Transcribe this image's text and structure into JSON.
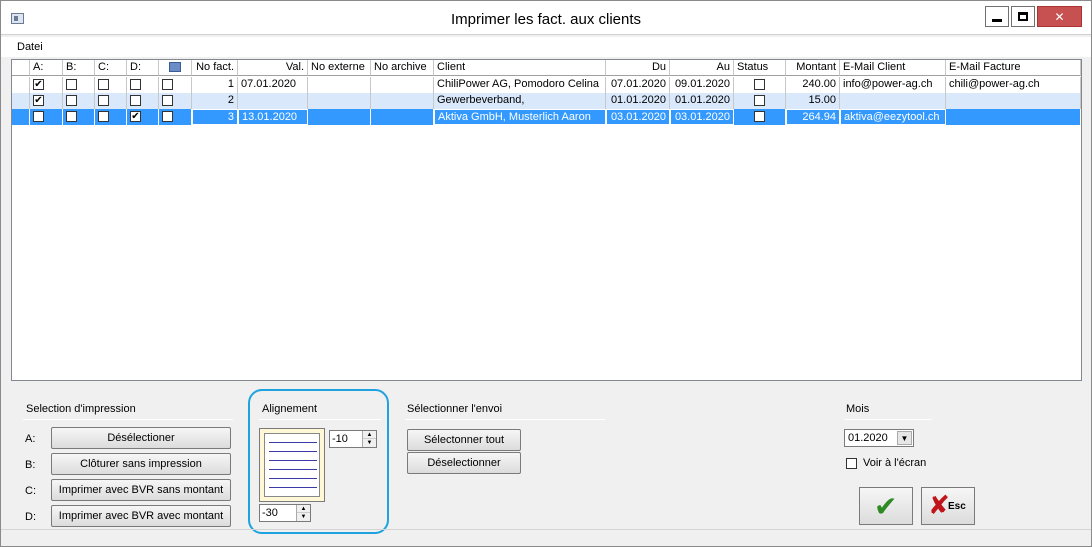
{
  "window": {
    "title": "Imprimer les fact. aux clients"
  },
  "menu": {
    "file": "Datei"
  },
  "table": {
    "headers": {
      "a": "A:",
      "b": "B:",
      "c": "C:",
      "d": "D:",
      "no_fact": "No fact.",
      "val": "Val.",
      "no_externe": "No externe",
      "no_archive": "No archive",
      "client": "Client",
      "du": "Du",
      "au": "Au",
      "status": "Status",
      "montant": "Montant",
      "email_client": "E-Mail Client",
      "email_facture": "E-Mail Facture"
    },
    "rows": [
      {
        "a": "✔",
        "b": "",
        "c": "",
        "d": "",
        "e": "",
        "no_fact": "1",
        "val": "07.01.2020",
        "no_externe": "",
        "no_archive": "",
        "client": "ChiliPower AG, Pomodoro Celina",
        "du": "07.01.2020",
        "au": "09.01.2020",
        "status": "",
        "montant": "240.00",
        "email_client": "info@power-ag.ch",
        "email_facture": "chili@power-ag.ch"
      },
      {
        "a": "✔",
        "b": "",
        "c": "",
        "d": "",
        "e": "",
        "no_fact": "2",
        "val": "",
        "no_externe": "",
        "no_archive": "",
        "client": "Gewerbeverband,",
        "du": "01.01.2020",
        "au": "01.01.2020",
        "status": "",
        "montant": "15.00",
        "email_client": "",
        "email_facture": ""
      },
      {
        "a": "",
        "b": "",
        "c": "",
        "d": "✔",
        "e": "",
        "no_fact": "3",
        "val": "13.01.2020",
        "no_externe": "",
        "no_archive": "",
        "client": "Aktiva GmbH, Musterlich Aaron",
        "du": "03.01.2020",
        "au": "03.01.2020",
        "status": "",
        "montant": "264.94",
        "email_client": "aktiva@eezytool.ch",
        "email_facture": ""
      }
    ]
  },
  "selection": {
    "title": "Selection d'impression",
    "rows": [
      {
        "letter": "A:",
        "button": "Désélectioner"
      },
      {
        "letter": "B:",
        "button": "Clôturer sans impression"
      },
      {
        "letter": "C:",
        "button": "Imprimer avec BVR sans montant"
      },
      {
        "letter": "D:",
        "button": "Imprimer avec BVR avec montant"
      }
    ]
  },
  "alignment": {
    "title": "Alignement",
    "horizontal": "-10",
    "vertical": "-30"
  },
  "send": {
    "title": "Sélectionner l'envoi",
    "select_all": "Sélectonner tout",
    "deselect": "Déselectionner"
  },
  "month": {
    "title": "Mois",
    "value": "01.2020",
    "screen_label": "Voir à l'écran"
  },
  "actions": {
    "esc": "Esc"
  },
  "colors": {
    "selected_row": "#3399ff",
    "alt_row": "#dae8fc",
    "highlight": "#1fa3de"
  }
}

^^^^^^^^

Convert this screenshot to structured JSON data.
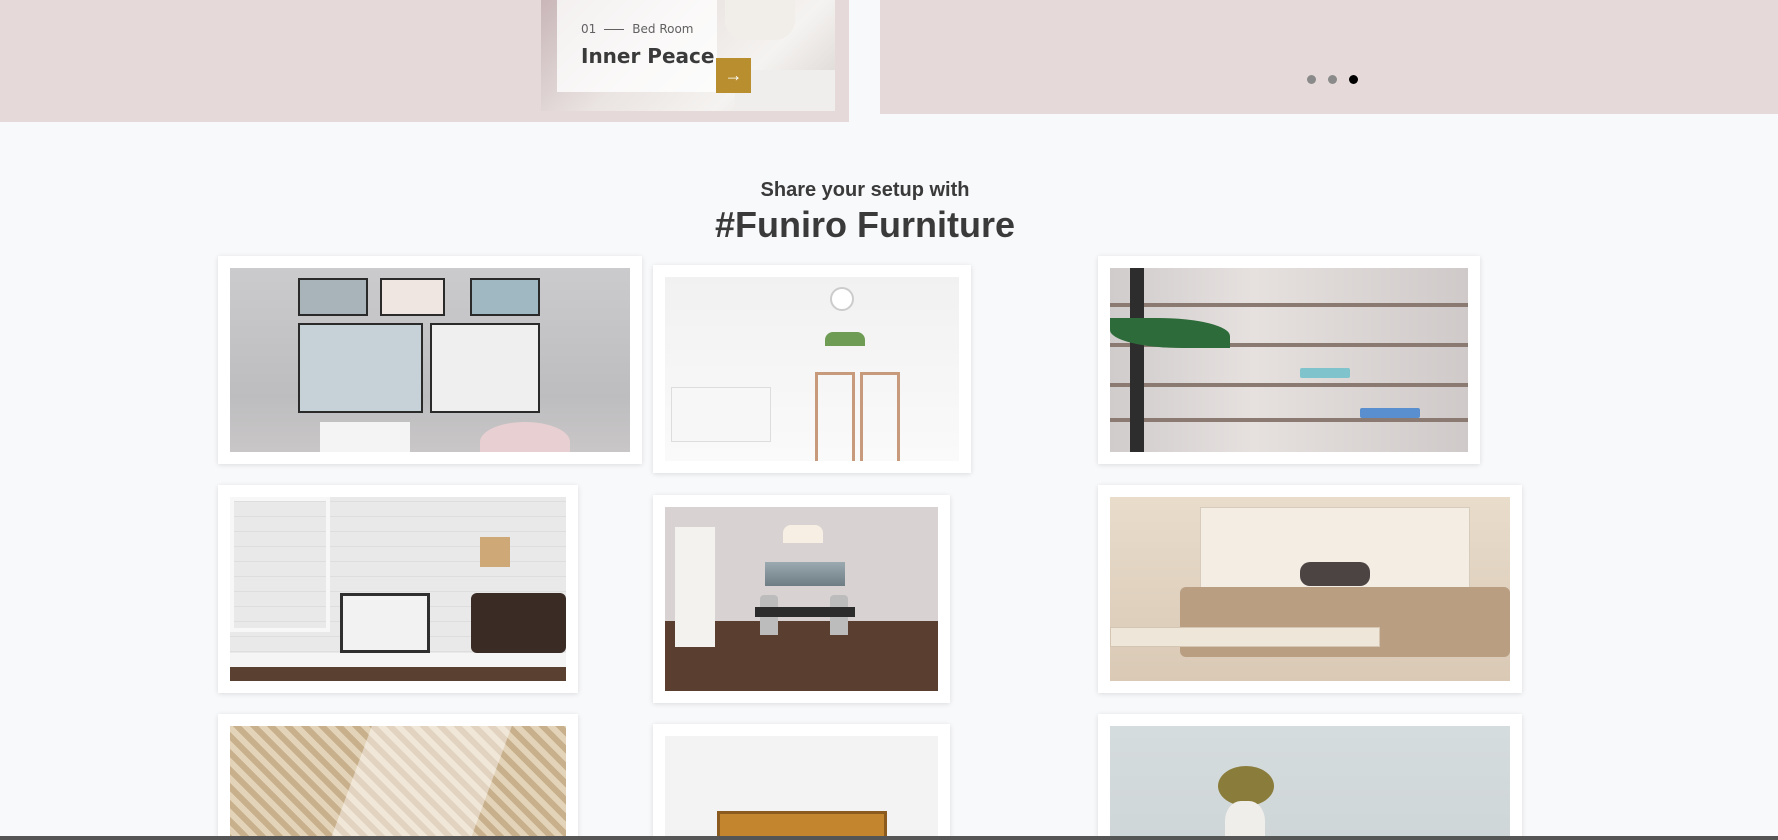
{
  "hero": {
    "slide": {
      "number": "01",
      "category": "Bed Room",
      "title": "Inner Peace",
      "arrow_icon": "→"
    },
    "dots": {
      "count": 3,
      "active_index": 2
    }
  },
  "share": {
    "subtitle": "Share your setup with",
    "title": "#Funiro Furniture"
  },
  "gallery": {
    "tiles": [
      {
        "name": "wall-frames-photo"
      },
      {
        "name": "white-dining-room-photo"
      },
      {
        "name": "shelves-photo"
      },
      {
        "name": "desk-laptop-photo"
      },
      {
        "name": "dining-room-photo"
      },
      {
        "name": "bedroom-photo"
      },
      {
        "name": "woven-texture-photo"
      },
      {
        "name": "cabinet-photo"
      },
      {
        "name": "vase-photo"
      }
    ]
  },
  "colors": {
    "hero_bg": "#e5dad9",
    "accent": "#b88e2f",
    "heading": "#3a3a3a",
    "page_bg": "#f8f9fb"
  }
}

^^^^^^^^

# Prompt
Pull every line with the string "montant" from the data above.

# Output below
      "montant": "Montant",
        "montant": "240.00",
        "montant": "15.00",
        "montant": "264.94",
        "button": "Imprimer avec BVR sans montant"
        "button": "Imprimer avec BVR avec montant"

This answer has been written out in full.